My column this week was initially going to take a rather different direction.
I had intended to focus on the remuneration and per diems given to International Olympic Committee (IOC) members and whether they were justifiable in the IOC's current cost-cutting climate.
One of those I contacted for the article was Patrick Baumann. In typical fashion, he responded with a concise yet well thought-out comment in an email on Saturday (October 13) afternoon.
After I asked for a point of clarification, another email from Baumann containing a solitary thumbs-up emoticon dropped into my inbox at around 4pm the same day.
A few hours later, the Swiss official died in hospital after suffering a heart attack on the Urban Park here. He was 51.
Baumann, unquestionably among the most well-travelled members of the Olympic Movement, had accepted an invite to be the IOC face at a demonstration of sport climbing.
Many thought this encapsulated his personality and character perfectly. Despite being rushed off his feet with meeting after meeting here, and after catching up with a vast spectrum of people connected to his various roles, he simply could not say no.
The same could also be said of his email reply. Many of the IOC membership will not give the media the time of day – some even have open disdain for us – but, to me anyway, Baumann was not one of them.
The IOC member, International Basketball Federation (FIBA) secretary general and Global Association of International Sports Federations President would always be willing to answer questions, either electronically or in person, about a range of subjects related to the Movement.
Sometimes he would decline to comment publicly but he would still stop and chat about general goings on in sport if you saw him in a lobby or outside a meeting room.
We did not agree on everything, particularly in the fallout to the Russian doping scandal, but every time you talked to him you felt like he was treating you with respect.
With his multitude of roles, Baumann encountered pretty much everybody within this rather insular world and was seen as someone who could help both a smaller federation and IOC President Thomas Bach himself with equal vivacity and aplomb.

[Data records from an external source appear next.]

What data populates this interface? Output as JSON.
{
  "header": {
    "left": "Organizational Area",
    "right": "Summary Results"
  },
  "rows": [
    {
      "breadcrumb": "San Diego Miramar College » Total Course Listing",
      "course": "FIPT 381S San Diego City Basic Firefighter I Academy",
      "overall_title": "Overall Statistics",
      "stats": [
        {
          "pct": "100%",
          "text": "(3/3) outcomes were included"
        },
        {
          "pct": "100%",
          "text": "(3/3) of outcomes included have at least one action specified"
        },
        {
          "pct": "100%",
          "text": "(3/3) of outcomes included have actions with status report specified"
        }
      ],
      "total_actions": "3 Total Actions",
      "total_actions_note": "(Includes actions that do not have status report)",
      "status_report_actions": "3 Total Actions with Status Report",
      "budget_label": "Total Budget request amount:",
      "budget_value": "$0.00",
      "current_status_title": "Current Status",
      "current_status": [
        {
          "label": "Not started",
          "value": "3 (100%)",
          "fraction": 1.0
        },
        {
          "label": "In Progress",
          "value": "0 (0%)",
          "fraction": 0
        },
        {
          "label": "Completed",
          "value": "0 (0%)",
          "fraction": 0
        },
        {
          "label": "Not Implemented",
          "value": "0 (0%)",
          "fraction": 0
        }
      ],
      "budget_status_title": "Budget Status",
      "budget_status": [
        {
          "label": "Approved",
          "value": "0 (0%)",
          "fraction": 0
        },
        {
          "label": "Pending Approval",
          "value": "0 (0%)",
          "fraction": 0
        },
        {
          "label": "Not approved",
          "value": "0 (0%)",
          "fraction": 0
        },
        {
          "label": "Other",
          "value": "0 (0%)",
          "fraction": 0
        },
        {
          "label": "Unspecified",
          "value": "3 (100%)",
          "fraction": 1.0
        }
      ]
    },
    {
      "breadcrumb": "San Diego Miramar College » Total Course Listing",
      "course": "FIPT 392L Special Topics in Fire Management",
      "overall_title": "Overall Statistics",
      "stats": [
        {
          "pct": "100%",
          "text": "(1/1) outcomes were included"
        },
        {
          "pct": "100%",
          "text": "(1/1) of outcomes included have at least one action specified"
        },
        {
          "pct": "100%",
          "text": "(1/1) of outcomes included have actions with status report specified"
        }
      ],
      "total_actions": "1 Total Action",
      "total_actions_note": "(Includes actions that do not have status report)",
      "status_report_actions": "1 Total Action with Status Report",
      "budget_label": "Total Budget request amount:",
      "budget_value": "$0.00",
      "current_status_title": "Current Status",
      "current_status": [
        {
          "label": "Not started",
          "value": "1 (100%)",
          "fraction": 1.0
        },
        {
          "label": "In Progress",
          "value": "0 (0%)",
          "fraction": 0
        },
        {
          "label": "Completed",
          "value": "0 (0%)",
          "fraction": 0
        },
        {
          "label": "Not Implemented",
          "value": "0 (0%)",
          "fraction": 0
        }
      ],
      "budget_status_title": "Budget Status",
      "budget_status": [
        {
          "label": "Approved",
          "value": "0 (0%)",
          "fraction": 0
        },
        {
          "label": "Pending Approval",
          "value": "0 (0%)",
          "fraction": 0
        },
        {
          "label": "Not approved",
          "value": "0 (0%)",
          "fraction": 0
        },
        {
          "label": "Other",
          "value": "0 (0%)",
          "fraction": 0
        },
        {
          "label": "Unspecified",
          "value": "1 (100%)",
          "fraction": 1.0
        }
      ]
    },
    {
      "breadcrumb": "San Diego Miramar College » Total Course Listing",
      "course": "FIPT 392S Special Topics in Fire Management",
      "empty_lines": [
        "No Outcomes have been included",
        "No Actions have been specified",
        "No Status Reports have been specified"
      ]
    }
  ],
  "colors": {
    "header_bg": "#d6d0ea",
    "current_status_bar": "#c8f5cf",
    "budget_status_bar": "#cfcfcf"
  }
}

The Swiss, also a member of the World Anti-Doping Agency (WADA) Executive Committee and the chairperson of the Coordination Commission for the Los Angeles 2028 Olympics, was clearly a skilled administrator and it is little wonder he was tipped as a potential IOC President in the future.
His influence in 3x3 basketball gaining a place on the Olympic programme at Tokyo 2020 also cannot be underestimated and was used as an example of his tact by both Bach and FIBA President Horacio Muratore during a memorial service fittingly held on the 3x3 court on the Urban Park here yesterday night.
It is for these reasons, and many others, that his sudden, tragic death prompted such an outpouring of emotion and condolence from every corner of the Olympic Movement.
The tributes sent by the likes of Bach, Los Angeles Mayor Eric Garcetti and several representatives of the basketball world made for a chorus of appreciation for a man many called a "great and inspirational leader".
Baumann, President of the Lausanne 2020 Winter Youth Olympic Games Organising Committee, was also clearly well-liked by IOC staffers, who appeared visibly emotional after returning to the hotel following the memorial service.
They said he was among their favourite members as he would always exchange a nod or a "hello" to them at Sessions and other meetings while his counterparts often blanked their very existence.
The IOC hotel was a sombre place yesterday morning as those members still in the Argentine capital filtered through to breakfast having been made aware of the terrible news from the evening before.
After the ceremony, members, FIBA representatives and other IOC staffers then returned to celebrate his life, no doubt recounting stories of their favourite Baumann memories long into the night.
"This is what Patrick would want us to do," Bach said in a speech at the service, attended by so many that the entire 3x3 court was full to capacity.
"We are grateful for his legacy.
"We feel privileged to have had him among us and to call him a friend."
Not only do people come together in times of grief - that was certainly the case here yesterday - but a death as unexpected as Baumann's gives us the chance to reflect on our own lives.
It also puts the squabbling and bitter fighting between athlete representatives at the IOC and WADA, and other sporting feuds which have risen to the surface and beyond in recent years, into perspective.
Baumann may have been among those to lead the charge for Russian reinstatement, a decision which sparked a response from athletes which bordered on revolution, but even those who have been at odds with his views and actions during the fallout to the scandal lined up to pay their respects.
When a man at just 51 years of age, frequently described as a rising star, passes away so suddenly, you begin to realise there are more important things in life than bickering and political point-scoring.
If Baumann's empty chair at WADA’s Foundation Board meeting in Azerbaijan’s capital Baku next month does not hammer this home to those who have been at the heart of the dispute, then nothing will.
Perhaps this can be among the greatest takeaways of this tragic loss. Baumann's death could, and should, harmonise the fractured state sport finds itself in.
“Patrick showed time and again why he was such an inspiring leader for all sports," Bach said at the ceremony.
“He had the unique ability to unite people behind his vision, to bring them together with his passion for sport.
“Together, we promise Patrick today that we will carry his legacy and enthusiasm to the future.
"We will make you proud."